## Data items
=-=-=-=-=

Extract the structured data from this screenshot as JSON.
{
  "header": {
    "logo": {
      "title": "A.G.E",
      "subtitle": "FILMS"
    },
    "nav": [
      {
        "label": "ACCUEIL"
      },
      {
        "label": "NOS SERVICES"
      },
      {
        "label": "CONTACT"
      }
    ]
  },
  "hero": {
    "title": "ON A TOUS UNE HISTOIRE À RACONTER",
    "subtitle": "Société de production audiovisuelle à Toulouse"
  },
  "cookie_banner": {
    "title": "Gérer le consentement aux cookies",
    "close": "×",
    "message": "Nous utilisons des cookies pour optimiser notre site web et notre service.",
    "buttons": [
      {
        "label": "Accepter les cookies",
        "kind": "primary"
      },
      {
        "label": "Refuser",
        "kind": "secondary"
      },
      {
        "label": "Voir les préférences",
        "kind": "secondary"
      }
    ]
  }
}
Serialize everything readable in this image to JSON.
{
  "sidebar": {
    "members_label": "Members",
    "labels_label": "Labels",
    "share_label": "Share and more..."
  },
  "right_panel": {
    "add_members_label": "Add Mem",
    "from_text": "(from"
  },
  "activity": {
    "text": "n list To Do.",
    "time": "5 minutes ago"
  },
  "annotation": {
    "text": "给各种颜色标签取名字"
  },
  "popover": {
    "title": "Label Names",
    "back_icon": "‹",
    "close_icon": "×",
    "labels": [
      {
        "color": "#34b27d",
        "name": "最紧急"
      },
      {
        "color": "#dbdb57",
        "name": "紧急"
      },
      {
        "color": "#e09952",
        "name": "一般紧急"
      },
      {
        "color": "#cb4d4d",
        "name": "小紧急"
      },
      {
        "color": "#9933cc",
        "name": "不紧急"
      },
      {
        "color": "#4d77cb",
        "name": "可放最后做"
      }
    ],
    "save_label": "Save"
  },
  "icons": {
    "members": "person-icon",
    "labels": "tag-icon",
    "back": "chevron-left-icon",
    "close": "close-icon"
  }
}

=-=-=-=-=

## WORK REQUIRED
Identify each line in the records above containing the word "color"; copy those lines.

## WRITTEN SOLUTION
        "color": "#34b27d",
        "color": "#dbdb57",
        "color": "#e09952",
        "color": "#cb4d4d",
        "color": "#9933cc",
        "color": "#4d77cb",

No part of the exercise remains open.